I remember one particularly painful night where we met to discuss The Book Thief and a newbie to the group proceeded to ream out all of the group regulars for reading smut (just as an aside, there are plenty of uncomfortable aspects in this fantastic YA novel, but its use of German profanity barely registered with me). The poor person who recommended the novel and had to lead the discussion was practically in tears, and the rest of us felt profoundly rankled and uncomfortable. Continue reading
It starts innocently enough. The kids in the neighborhood are starting a soccer team, and they need just one more to make a go of it. Can your four-year-old play? And you say yes without thinking that you’re signing away the next three months of Saturday mornings, not to mention all of those weekday afternoons where you’ll find yourself hunting for shin guards and yelling, “Where did you leave your cleats?,” before hauling your reluctant preschooler to another practice.
Maybe you’re a pianist, like my husband.

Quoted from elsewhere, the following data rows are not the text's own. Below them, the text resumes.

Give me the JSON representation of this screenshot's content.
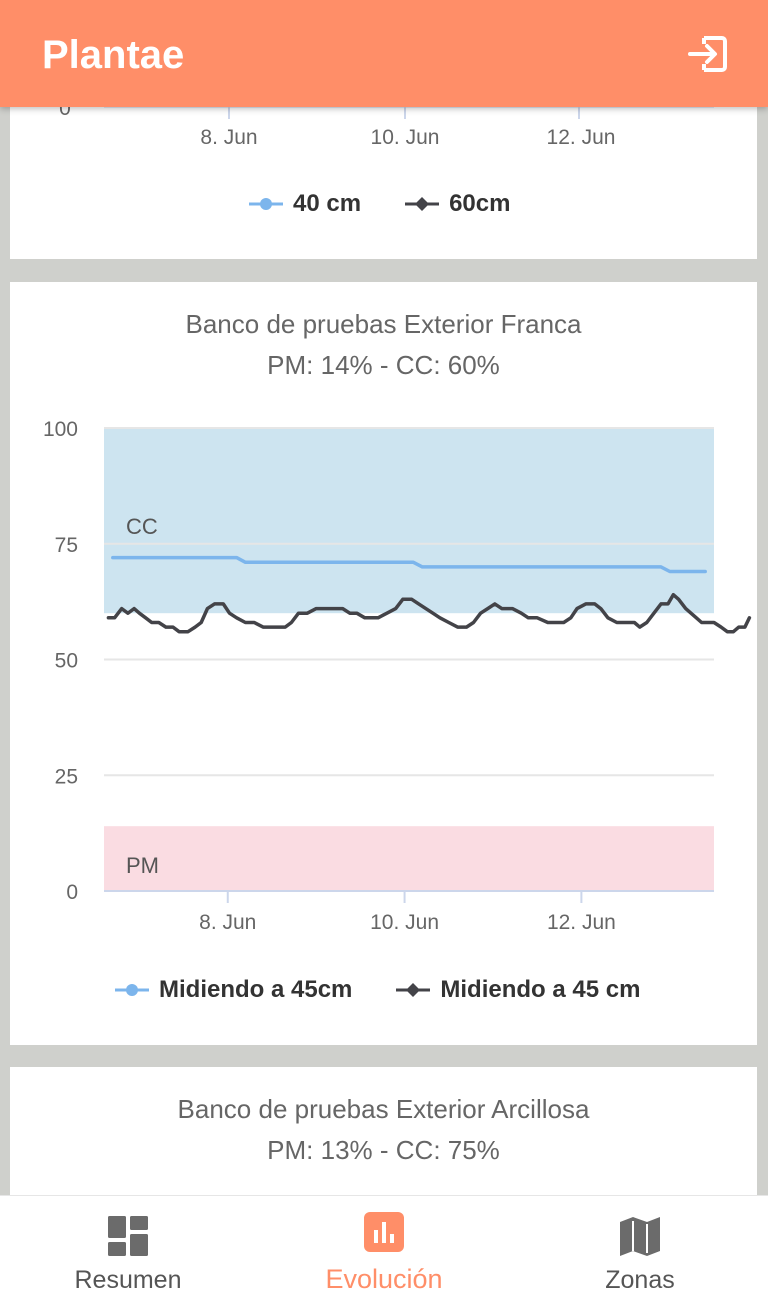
{
  "app": {
    "title": "Plantae"
  },
  "top_chart": {
    "partial_y_tick": "0",
    "x_ticks": [
      "8. Jun",
      "10. Jun",
      "12. Jun"
    ],
    "legend": [
      "40 cm",
      "60cm"
    ]
  },
  "franca": {
    "title": "Banco de pruebas Exterior Franca",
    "subtitle": "PM: 14% - CC: 60%",
    "band_labels": {
      "cc": "CC",
      "pm": "PM"
    },
    "legend": [
      "Midiendo a 45cm",
      "Midiendo a 45 cm"
    ]
  },
  "arcillosa": {
    "title": "Banco de pruebas Exterior Arcillosa",
    "subtitle": "PM: 13% - CC: 75%"
  },
  "nav": {
    "items": [
      {
        "label": "Resumen",
        "icon": "dashboard-icon",
        "active": false
      },
      {
        "label": "Evolución",
        "icon": "bar-chart-icon",
        "active": true
      },
      {
        "label": "Zonas",
        "icon": "map-icon",
        "active": false
      }
    ]
  },
  "colors": {
    "appbar": "#ff8e68",
    "cc_band": "#cde4f0",
    "pm_band": "#fadce2",
    "series_light": "#7cb5ec",
    "series_dark": "#434348"
  },
  "chart_data": {
    "type": "line",
    "title": "Banco de pruebas Exterior Franca",
    "subtitle": "PM: 14% - CC: 60%",
    "xlabel": "",
    "ylabel": "",
    "ylim": [
      0,
      100
    ],
    "xlim": [
      6.6,
      13.5
    ],
    "x_unit": "day of June",
    "x_ticks": [
      "8. Jun",
      "10. Jun",
      "12. Jun"
    ],
    "y_ticks": [
      0,
      25,
      50,
      75,
      100
    ],
    "grid": true,
    "legend_position": "bottom",
    "plot_bands": [
      {
        "label": "CC",
        "from": 60,
        "to": 100,
        "color": "#cde4f0"
      },
      {
        "label": "PM",
        "from": 0,
        "to": 14,
        "color": "#fadce2"
      }
    ],
    "series": [
      {
        "name": "Midiendo a 45cm",
        "color": "#7cb5ec",
        "marker": "circle",
        "points": [
          [
            6.7,
            72
          ],
          [
            8.1,
            72
          ],
          [
            8.2,
            71
          ],
          [
            10.1,
            71
          ],
          [
            10.2,
            70
          ],
          [
            12.9,
            70
          ],
          [
            13.0,
            69
          ],
          [
            13.4,
            69
          ]
        ]
      },
      {
        "name": "Midiendo a 45 cm",
        "color": "#434348",
        "marker": "diamond",
        "points": [
          [
            6.65,
            59
          ],
          [
            6.72,
            59
          ],
          [
            6.8,
            61
          ],
          [
            6.87,
            60
          ],
          [
            6.94,
            61
          ],
          [
            7.0,
            60
          ],
          [
            7.07,
            59
          ],
          [
            7.14,
            58
          ],
          [
            7.22,
            58
          ],
          [
            7.3,
            57
          ],
          [
            7.38,
            57
          ],
          [
            7.45,
            56
          ],
          [
            7.55,
            56
          ],
          [
            7.63,
            57
          ],
          [
            7.7,
            58
          ],
          [
            7.77,
            61
          ],
          [
            7.85,
            62
          ],
          [
            7.95,
            62
          ],
          [
            8.02,
            60
          ],
          [
            8.1,
            59
          ],
          [
            8.2,
            58
          ],
          [
            8.3,
            58
          ],
          [
            8.4,
            57
          ],
          [
            8.55,
            57
          ],
          [
            8.65,
            57
          ],
          [
            8.72,
            58
          ],
          [
            8.8,
            60
          ],
          [
            8.9,
            60
          ],
          [
            9.0,
            61
          ],
          [
            9.15,
            61
          ],
          [
            9.3,
            61
          ],
          [
            9.38,
            60
          ],
          [
            9.46,
            60
          ],
          [
            9.55,
            59
          ],
          [
            9.7,
            59
          ],
          [
            9.8,
            60
          ],
          [
            9.9,
            61
          ],
          [
            9.98,
            63
          ],
          [
            10.08,
            63
          ],
          [
            10.16,
            62
          ],
          [
            10.24,
            61
          ],
          [
            10.32,
            60
          ],
          [
            10.4,
            59
          ],
          [
            10.5,
            58
          ],
          [
            10.6,
            57
          ],
          [
            10.7,
            57
          ],
          [
            10.78,
            58
          ],
          [
            10.86,
            60
          ],
          [
            10.94,
            61
          ],
          [
            11.02,
            62
          ],
          [
            11.1,
            61
          ],
          [
            11.22,
            61
          ],
          [
            11.32,
            60
          ],
          [
            11.4,
            59
          ],
          [
            11.5,
            59
          ],
          [
            11.62,
            58
          ],
          [
            11.72,
            58
          ],
          [
            11.8,
            58
          ],
          [
            11.88,
            59
          ],
          [
            11.95,
            61
          ],
          [
            12.05,
            62
          ],
          [
            12.15,
            62
          ],
          [
            12.22,
            61
          ],
          [
            12.3,
            59
          ],
          [
            12.4,
            58
          ],
          [
            12.5,
            58
          ],
          [
            12.6,
            58
          ],
          [
            12.66,
            57
          ],
          [
            12.74,
            58
          ],
          [
            12.82,
            60
          ],
          [
            12.9,
            62
          ],
          [
            12.98,
            62
          ],
          [
            13.04,
            64
          ],
          [
            13.1,
            63
          ],
          [
            13.18,
            61
          ],
          [
            13.24,
            60
          ],
          [
            13.3,
            59
          ],
          [
            13.36,
            58
          ],
          [
            13.42,
            58
          ],
          [
            13.5,
            58
          ],
          [
            13.58,
            57
          ],
          [
            13.65,
            56
          ],
          [
            13.72,
            56
          ],
          [
            13.78,
            57
          ],
          [
            13.85,
            57
          ],
          [
            13.9,
            59
          ]
        ]
      }
    ]
  }
}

Maybe your mom spent thirty minutes or an hour sitting on the piano bench with you every afternoon of your childhood and you now sight read music like you were born doing it. You just want the same thing for your kids– it’s not too much to ask, is it?

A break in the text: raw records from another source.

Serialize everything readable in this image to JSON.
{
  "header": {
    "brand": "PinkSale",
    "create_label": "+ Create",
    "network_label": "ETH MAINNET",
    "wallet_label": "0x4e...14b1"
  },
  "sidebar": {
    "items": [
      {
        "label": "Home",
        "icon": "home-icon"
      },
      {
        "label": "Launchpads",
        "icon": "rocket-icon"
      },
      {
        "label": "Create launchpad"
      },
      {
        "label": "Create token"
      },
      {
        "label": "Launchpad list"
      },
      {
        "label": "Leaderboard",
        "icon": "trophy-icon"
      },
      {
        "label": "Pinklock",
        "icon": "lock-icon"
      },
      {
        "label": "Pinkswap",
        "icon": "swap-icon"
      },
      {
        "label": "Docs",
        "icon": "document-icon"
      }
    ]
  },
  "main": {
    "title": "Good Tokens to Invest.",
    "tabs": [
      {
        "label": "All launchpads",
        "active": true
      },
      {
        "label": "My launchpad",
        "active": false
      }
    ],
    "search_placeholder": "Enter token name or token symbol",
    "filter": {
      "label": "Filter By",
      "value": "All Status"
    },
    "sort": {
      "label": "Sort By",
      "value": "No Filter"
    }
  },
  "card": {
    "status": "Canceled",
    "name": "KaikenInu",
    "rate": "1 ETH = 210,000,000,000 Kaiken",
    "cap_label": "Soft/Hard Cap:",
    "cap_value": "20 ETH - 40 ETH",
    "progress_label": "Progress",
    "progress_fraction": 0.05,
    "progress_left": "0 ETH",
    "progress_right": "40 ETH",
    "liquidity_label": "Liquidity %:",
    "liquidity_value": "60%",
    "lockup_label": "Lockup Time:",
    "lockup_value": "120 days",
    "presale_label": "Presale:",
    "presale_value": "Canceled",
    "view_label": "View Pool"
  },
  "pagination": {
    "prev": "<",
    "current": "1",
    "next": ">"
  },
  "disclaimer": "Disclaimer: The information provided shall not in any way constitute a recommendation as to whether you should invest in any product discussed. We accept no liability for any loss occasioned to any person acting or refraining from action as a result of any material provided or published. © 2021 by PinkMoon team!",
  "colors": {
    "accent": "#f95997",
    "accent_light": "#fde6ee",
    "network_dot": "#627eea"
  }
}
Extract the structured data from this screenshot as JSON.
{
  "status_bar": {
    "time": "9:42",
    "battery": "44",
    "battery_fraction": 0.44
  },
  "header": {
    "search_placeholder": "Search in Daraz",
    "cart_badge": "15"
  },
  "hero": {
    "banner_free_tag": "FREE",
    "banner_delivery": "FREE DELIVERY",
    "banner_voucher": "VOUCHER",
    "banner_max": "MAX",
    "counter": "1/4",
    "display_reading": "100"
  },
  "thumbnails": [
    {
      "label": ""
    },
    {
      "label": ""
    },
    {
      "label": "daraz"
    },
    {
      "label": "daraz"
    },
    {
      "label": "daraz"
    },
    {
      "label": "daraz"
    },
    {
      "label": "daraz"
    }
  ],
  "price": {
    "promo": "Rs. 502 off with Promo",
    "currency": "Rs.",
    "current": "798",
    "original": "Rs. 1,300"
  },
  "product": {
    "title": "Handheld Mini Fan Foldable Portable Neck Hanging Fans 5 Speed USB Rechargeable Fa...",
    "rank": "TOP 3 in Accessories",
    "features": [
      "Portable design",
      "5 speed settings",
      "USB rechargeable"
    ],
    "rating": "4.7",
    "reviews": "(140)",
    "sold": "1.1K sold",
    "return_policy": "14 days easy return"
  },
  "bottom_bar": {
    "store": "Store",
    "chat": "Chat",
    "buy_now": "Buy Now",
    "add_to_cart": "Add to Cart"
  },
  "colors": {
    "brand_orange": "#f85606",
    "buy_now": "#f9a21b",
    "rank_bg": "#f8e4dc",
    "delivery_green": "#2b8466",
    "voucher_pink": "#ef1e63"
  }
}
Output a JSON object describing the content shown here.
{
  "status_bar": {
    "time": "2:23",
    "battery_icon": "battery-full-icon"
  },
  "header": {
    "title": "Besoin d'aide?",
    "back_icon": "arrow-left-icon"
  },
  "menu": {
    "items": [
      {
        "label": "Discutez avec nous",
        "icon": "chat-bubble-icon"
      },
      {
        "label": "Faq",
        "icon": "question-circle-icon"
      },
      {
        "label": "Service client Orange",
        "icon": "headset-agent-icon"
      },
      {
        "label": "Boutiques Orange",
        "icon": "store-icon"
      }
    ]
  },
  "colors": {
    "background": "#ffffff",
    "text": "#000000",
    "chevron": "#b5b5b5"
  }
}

Then, a dozen years later, you find yourself writing blog posts while sitting at a playground in the middle of a Thursday afternoon, where you and your preschoolers are killing an hour in between your third and fourth (of five) trips to the dance studio that day. This gives them a break from fistfighting in the back seat of the car for a little while. Continue reading
On that June morning six years ago when we moved in, I got to the house before the moving truck and the kids, pulled a chair onto the front porch, ate a yogurt, and fell in love. I’d never had a front porch before, and this one, with its graceful columns and plenty of room for chairs, was hard to resist. “I’m going to sit out here every morning after my run, enjoy my breakfast, and watch the street wake up,” I said to myself.

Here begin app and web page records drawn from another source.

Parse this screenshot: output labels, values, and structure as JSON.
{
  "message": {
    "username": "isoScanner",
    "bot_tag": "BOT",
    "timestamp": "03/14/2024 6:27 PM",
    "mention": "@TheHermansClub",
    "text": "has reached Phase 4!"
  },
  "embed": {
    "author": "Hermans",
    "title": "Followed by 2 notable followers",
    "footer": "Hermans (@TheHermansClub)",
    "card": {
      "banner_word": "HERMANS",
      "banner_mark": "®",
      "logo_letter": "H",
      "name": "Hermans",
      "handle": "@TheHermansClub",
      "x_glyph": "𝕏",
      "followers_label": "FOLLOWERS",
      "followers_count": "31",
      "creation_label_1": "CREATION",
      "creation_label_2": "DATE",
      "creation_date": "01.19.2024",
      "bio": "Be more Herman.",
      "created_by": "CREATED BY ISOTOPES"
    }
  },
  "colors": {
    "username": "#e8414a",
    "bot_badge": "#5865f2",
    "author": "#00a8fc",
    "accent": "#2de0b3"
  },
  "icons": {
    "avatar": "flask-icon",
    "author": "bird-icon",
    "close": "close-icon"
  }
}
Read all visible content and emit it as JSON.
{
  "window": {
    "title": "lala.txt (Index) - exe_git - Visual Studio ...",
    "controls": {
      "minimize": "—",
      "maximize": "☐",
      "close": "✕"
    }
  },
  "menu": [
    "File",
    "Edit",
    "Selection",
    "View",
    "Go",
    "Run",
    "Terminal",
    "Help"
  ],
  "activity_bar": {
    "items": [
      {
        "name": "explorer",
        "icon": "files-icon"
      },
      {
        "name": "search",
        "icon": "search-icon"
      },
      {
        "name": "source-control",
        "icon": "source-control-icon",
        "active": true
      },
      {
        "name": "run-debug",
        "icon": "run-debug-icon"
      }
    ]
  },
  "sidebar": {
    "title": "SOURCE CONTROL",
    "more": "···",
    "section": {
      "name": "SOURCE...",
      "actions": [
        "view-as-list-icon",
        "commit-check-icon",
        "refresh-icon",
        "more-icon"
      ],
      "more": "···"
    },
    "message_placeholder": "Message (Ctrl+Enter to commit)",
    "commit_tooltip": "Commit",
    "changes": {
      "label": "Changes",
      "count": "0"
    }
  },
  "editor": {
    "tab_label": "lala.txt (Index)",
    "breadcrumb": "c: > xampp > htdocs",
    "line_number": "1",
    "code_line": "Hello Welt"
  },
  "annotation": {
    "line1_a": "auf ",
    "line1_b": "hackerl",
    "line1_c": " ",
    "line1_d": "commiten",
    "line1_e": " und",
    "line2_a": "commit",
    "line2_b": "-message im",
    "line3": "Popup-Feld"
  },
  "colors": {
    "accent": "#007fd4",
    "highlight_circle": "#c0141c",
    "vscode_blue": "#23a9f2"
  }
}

I am not a gardener. This year I couldn’t even muster the enthusiasm to weed my flower beds. But my front porch is always full of flowers. For the last few summers, I’ve lined the perimeter with potted geraniums, and unlike every herb and edible item I’ve ever tried to grow, these actually stay alive. Continue reading
My Instagram feed is a perfect illustration of my dilemma: first, a photo of a runner, then a video of an abs workout, followed by pictures of gluten-free, paleo, vegan, Whole 30 or otherwise super-healthy eats, all interspersed with pictures of beautiful people eating ice cream, or cheeseburgers, or liege waffles topped with cookie butter and creme fraiche, or waiting in line for food trucks.
I like to eat. And I’m an unrepentant omnivore– I like all foods. I would not turn up my nose at a McDonald’s french fry, but I’m also not afraid of octopus or swiss chard. I grew up in an home where we ate cake for breakfast (then shaved off wafer thin slices for the rest of the day). Food is the main love language in my family of origin, and it’s quickly becoming the same with my kids: a great band performance is always followed by a trip to Nielsen’s Frozen Custard, a 5K with donuts.
So it should come as no surprise that for most of my life, I was on the somewhat chubby side of average. Then, after I had my last biological child eight years ago, I discovered Weight Watchers and marathon running at the same time, dropped 30 pounds, and thought I was set for life.
Not so. Continue reading